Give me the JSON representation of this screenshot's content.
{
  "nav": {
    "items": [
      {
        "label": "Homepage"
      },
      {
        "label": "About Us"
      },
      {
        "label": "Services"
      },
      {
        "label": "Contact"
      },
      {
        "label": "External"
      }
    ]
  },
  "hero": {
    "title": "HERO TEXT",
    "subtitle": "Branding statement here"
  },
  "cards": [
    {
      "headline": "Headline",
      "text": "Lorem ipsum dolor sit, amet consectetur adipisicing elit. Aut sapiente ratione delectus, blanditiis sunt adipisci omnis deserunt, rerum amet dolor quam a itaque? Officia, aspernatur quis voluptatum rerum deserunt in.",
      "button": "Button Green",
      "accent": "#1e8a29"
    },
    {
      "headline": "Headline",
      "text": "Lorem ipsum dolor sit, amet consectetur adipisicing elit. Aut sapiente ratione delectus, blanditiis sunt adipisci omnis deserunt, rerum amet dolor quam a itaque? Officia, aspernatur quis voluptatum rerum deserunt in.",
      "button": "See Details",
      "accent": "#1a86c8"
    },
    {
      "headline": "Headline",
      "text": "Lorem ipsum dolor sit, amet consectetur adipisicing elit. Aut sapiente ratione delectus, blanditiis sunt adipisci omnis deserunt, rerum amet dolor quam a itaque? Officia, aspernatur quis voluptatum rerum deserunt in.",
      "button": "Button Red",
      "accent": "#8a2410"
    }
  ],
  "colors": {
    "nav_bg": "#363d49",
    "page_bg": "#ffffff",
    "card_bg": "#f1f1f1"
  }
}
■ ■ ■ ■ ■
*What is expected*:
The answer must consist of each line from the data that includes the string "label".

*Final answer*:
        "label": "Homepage"
        "label": "About Us"
        "label": "Services"
        "label": "Contact"
        "label": "External"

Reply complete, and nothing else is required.